▶ RECORD EXCERPTS:

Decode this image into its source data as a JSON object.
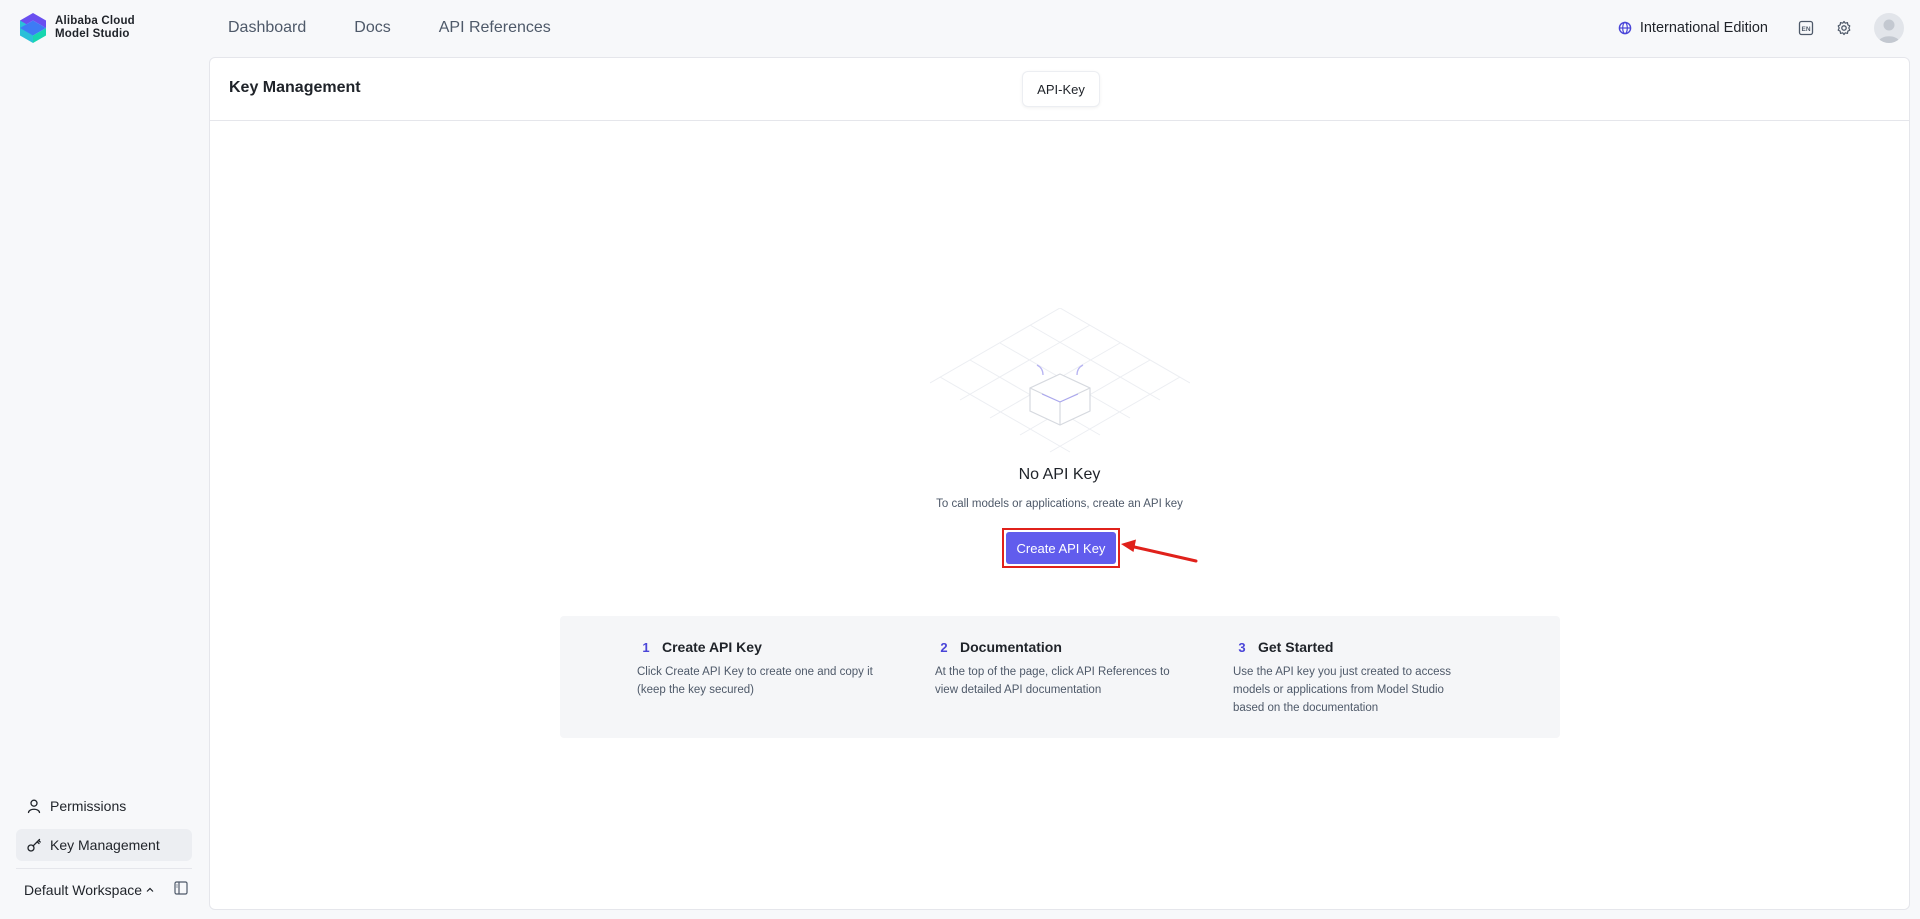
{
  "brand": {
    "line1": "Alibaba Cloud",
    "line2": "Model Studio"
  },
  "topnav": {
    "items": [
      "Dashboard",
      "Docs",
      "API References"
    ]
  },
  "header_right": {
    "edition": "International Edition",
    "lang_badge": "EN"
  },
  "sidebar": {
    "items": [
      {
        "label": "Permissions",
        "icon": "user-icon",
        "active": false
      },
      {
        "label": "Key Management",
        "icon": "key-icon",
        "active": true
      }
    ],
    "workspace": "Default Workspace"
  },
  "main": {
    "title": "Key Management",
    "tab": "API-Key",
    "empty": {
      "title": "No API Key",
      "subtitle": "To call models or applications, create an API key",
      "button": "Create API Key"
    },
    "steps": [
      {
        "num": "1",
        "title": "Create API Key",
        "desc": "Click Create API Key to create one and copy it (keep the key secured)"
      },
      {
        "num": "2",
        "title": "Documentation",
        "desc": "At the top of the page, click API References to view detailed API documentation"
      },
      {
        "num": "3",
        "title": "Get Started",
        "desc": "Use the API key you just created to access models or applications from Model Studio based on the documentation"
      }
    ]
  },
  "colors": {
    "accent": "#615ced",
    "highlight": "#e0211b",
    "page_bg": "#f7f8fa"
  }
}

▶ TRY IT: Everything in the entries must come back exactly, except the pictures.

▶ YOUR SOLUTION:
Decode this image into its source data as a JSON object.
{
  "brand": {
    "line1": "Alibaba Cloud",
    "line2": "Model Studio"
  },
  "topnav": {
    "items": [
      "Dashboard",
      "Docs",
      "API References"
    ]
  },
  "header_right": {
    "edition": "International Edition",
    "lang_badge": "EN"
  },
  "sidebar": {
    "items": [
      {
        "label": "Permissions",
        "icon": "user-icon",
        "active": false
      },
      {
        "label": "Key Management",
        "icon": "key-icon",
        "active": true
      }
    ],
    "workspace": "Default Workspace"
  },
  "main": {
    "title": "Key Management",
    "tab": "API-Key",
    "empty": {
      "title": "No API Key",
      "subtitle": "To call models or applications, create an API key",
      "button": "Create API Key"
    },
    "steps": [
      {
        "num": "1",
        "title": "Create API Key",
        "desc": "Click Create API Key to create one and copy it (keep the key secured)"
      },
      {
        "num": "2",
        "title": "Documentation",
        "desc": "At the top of the page, click API References to view detailed API documentation"
      },
      {
        "num": "3",
        "title": "Get Started",
        "desc": "Use the API key you just created to access models or applications from Model Studio based on the documentation"
      }
    ]
  },
  "colors": {
    "accent": "#615ced",
    "highlight": "#e0211b",
    "page_bg": "#f7f8fa"
  }
}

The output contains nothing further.